Page and application data records:
===============

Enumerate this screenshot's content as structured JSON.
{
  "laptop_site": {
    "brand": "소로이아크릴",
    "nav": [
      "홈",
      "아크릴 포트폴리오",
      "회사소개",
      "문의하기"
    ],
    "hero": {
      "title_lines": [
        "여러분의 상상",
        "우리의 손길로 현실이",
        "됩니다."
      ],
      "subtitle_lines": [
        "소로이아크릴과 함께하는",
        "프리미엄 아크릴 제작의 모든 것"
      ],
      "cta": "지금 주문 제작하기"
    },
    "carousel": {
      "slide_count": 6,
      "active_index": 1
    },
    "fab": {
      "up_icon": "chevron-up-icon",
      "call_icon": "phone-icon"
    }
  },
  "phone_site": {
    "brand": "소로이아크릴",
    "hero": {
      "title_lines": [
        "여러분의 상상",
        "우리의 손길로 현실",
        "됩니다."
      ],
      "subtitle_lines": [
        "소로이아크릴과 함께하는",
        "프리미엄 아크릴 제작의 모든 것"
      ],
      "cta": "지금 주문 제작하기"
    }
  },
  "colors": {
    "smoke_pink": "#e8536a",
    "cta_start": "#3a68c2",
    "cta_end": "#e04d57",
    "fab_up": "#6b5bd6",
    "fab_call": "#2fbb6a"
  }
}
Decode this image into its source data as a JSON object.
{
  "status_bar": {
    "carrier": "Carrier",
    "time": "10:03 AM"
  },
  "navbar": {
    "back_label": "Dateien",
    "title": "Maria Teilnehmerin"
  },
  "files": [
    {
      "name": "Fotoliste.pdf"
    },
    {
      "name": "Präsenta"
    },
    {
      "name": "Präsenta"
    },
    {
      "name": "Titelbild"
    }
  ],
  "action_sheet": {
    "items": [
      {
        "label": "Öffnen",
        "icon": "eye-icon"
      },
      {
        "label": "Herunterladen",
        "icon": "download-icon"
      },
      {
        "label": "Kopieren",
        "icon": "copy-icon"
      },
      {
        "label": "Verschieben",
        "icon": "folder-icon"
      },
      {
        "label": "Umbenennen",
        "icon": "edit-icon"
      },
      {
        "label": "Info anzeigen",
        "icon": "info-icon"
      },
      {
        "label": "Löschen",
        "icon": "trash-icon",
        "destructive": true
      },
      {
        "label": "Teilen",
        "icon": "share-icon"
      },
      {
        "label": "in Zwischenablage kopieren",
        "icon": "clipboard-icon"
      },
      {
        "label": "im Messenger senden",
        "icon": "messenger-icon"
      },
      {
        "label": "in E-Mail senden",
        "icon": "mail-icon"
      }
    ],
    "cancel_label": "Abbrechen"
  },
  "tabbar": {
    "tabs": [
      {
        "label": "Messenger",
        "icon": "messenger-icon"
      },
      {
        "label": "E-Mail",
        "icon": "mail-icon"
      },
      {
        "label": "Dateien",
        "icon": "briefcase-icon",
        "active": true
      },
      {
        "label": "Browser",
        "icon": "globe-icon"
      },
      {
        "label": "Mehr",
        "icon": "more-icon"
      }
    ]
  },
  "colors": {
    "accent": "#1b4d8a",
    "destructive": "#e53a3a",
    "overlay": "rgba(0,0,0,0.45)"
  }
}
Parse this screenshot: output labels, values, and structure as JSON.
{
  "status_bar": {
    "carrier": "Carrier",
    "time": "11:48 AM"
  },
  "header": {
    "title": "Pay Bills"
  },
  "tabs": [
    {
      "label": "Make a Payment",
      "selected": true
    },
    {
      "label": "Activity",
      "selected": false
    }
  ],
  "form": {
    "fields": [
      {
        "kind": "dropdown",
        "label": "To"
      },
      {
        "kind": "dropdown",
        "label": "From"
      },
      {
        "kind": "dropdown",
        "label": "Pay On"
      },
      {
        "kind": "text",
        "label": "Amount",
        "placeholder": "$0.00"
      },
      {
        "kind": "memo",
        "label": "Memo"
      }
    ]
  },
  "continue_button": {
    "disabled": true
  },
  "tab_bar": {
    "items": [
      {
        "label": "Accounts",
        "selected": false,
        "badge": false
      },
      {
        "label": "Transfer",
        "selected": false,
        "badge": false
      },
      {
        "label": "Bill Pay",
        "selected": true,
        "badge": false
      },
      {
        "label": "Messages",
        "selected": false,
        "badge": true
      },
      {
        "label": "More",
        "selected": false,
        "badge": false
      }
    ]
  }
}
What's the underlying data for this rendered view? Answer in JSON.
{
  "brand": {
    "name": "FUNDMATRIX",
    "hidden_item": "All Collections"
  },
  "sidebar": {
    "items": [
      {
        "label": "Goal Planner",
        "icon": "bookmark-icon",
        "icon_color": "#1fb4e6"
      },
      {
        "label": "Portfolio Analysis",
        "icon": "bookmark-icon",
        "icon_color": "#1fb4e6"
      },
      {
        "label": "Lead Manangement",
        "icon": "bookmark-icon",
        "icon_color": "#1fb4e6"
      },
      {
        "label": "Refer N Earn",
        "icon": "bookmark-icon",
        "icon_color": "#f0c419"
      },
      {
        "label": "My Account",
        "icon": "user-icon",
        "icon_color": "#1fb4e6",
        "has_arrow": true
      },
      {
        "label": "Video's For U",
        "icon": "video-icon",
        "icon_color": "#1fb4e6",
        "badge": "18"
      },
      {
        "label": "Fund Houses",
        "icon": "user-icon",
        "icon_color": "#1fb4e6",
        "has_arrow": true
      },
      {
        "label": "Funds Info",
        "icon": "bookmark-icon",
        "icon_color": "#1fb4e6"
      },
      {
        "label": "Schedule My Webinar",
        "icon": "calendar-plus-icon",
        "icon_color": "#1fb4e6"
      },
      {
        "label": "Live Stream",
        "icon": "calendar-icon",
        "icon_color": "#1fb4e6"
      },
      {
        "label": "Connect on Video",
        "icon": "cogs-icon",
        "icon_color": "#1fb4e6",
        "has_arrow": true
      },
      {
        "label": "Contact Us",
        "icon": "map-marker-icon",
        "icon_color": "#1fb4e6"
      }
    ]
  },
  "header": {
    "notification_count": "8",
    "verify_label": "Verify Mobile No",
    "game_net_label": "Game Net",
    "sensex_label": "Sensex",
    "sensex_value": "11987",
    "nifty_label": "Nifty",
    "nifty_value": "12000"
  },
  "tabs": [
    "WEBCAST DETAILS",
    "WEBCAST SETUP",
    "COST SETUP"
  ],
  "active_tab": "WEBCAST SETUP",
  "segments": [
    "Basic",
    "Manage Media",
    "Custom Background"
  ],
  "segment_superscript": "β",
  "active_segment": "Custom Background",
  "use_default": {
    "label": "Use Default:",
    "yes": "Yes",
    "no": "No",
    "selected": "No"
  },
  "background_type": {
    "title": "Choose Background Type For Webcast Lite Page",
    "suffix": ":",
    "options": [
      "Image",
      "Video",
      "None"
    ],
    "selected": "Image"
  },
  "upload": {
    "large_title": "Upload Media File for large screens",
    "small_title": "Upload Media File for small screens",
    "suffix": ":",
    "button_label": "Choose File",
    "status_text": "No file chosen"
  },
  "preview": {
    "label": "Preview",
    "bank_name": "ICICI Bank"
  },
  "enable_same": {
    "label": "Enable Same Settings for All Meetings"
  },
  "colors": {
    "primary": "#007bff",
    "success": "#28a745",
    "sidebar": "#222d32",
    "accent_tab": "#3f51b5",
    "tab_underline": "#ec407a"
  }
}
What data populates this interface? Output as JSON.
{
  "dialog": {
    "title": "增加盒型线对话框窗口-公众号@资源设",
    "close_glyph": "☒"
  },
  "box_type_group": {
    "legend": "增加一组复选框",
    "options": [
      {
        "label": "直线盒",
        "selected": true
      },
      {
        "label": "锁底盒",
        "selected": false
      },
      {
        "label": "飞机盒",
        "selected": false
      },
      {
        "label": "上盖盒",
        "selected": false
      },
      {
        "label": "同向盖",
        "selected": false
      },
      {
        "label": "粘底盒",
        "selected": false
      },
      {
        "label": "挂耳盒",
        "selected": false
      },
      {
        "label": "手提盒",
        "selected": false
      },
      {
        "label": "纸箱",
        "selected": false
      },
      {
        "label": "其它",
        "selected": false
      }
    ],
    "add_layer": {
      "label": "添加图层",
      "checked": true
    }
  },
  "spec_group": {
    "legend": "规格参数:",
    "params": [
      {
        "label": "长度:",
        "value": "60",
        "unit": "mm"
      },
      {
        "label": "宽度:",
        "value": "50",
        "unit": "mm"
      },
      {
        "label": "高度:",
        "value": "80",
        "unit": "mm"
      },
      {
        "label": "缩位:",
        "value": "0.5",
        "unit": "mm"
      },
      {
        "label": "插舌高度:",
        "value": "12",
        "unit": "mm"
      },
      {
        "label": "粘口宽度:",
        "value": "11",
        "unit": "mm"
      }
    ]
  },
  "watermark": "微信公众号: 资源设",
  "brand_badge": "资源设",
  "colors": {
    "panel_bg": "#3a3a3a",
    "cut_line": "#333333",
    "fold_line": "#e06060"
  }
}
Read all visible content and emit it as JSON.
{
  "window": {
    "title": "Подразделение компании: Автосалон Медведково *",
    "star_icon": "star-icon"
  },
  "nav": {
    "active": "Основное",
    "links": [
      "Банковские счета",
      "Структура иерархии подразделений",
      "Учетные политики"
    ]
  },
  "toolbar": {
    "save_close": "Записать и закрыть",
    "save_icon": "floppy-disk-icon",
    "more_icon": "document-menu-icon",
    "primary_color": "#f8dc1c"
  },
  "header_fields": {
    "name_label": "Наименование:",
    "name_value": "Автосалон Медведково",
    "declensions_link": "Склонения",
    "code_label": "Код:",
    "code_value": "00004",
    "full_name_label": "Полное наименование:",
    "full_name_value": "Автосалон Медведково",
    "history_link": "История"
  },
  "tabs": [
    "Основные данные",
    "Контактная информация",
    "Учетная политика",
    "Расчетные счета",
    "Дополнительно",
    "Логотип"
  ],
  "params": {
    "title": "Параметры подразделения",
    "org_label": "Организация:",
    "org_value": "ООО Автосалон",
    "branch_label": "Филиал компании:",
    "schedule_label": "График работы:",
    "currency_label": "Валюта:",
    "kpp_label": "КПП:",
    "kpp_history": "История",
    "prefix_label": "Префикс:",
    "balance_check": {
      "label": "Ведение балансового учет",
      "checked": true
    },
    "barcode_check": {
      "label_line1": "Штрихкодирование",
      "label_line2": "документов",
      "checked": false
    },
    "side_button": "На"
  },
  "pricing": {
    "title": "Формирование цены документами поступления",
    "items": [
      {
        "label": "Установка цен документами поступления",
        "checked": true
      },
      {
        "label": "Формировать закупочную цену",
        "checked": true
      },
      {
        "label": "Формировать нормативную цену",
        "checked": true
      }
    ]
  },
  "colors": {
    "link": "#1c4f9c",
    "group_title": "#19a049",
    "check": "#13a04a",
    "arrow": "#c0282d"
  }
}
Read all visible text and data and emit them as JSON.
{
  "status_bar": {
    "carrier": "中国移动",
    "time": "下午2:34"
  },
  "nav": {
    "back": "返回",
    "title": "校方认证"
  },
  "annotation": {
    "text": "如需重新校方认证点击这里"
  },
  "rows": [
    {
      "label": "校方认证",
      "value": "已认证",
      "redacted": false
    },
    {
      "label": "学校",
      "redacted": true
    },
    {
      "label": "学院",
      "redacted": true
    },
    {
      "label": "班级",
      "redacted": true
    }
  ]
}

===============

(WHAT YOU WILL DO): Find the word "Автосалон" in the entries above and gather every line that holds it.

(RESPONSE TO THE TASK):
    "title": "Подразделение компании: Автосалон Медведково *",
    "name_value": "Автосалон Медведково",
    "full_name_value": "Автосалон Медведково",
    "org_value": "ООО Автосалон",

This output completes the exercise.